▸ Problem to work on:
Without skipping or changing anything, print all the entries.

▸ Element data from apps and pages:
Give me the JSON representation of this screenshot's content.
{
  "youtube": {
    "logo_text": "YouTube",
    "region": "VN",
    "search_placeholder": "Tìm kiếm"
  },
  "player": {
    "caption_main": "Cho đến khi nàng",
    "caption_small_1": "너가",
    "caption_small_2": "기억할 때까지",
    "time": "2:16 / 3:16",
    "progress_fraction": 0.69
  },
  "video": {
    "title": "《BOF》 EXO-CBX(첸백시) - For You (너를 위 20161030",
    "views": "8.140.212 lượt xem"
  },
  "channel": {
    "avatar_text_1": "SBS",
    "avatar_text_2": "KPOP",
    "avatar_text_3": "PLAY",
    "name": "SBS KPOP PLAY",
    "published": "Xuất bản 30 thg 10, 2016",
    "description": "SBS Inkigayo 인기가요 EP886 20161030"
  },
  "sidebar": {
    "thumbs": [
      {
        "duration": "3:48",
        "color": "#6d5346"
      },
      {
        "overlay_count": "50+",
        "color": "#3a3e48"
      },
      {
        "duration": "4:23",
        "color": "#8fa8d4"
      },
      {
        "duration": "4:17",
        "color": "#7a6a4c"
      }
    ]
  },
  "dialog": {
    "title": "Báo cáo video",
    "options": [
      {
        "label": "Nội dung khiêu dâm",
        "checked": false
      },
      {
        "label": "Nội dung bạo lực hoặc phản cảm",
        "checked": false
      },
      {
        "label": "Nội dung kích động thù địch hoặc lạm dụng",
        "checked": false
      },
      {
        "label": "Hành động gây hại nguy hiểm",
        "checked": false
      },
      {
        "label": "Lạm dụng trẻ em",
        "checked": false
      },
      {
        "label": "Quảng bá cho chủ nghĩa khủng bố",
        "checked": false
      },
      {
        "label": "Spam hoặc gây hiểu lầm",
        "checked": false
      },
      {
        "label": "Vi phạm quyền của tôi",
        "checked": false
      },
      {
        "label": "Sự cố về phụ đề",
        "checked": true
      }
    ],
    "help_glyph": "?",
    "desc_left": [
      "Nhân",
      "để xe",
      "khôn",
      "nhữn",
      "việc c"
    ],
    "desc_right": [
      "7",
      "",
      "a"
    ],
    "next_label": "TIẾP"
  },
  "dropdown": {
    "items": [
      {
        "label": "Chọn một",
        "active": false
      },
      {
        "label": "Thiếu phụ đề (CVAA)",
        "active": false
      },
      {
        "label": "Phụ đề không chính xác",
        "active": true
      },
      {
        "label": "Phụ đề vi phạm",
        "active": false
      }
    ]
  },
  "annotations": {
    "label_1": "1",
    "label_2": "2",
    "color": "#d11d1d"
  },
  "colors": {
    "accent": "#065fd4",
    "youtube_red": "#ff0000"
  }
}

▸ Answer box:
Give me the JSON representation of this screenshot's content.
{
  "youtube": {
    "logo_text": "YouTube",
    "region": "VN",
    "search_placeholder": "Tìm kiếm"
  },
  "player": {
    "caption_main": "Cho đến khi nàng",
    "caption_small_1": "너가",
    "caption_small_2": "기억할 때까지",
    "time": "2:16 / 3:16",
    "progress_fraction": 0.69
  },
  "video": {
    "title": "《BOF》 EXO-CBX(첸백시) - For You (너를 위 20161030",
    "views": "8.140.212 lượt xem"
  },
  "channel": {
    "avatar_text_1": "SBS",
    "avatar_text_2": "KPOP",
    "avatar_text_3": "PLAY",
    "name": "SBS KPOP PLAY",
    "published": "Xuất bản 30 thg 10, 2016",
    "description": "SBS Inkigayo 인기가요 EP886 20161030"
  },
  "sidebar": {
    "thumbs": [
      {
        "duration": "3:48",
        "color": "#6d5346"
      },
      {
        "overlay_count": "50+",
        "color": "#3a3e48"
      },
      {
        "duration": "4:23",
        "color": "#8fa8d4"
      },
      {
        "duration": "4:17",
        "color": "#7a6a4c"
      }
    ]
  },
  "dialog": {
    "title": "Báo cáo video",
    "options": [
      {
        "label": "Nội dung khiêu dâm",
        "checked": false
      },
      {
        "label": "Nội dung bạo lực hoặc phản cảm",
        "checked": false
      },
      {
        "label": "Nội dung kích động thù địch hoặc lạm dụng",
        "checked": false
      },
      {
        "label": "Hành động gây hại nguy hiểm",
        "checked": false
      },
      {
        "label": "Lạm dụng trẻ em",
        "checked": false
      },
      {
        "label": "Quảng bá cho chủ nghĩa khủng bố",
        "checked": false
      },
      {
        "label": "Spam hoặc gây hiểu lầm",
        "checked": false
      },
      {
        "label": "Vi phạm quyền của tôi",
        "checked": false
      },
      {
        "label": "Sự cố về phụ đề",
        "checked": true
      }
    ],
    "help_glyph": "?",
    "desc_left": [
      "Nhân",
      "để xe",
      "khôn",
      "nhữn",
      "việc c"
    ],
    "desc_right": [
      "7",
      "",
      "a"
    ],
    "next_label": "TIẾP"
  },
  "dropdown": {
    "items": [
      {
        "label": "Chọn một",
        "active": false
      },
      {
        "label": "Thiếu phụ đề (CVAA)",
        "active": false
      },
      {
        "label": "Phụ đề không chính xác",
        "active": true
      },
      {
        "label": "Phụ đề vi phạm",
        "active": false
      }
    ]
  },
  "annotations": {
    "label_1": "1",
    "label_2": "2",
    "color": "#d11d1d"
  },
  "colors": {
    "accent": "#065fd4",
    "youtube_red": "#ff0000"
  }
}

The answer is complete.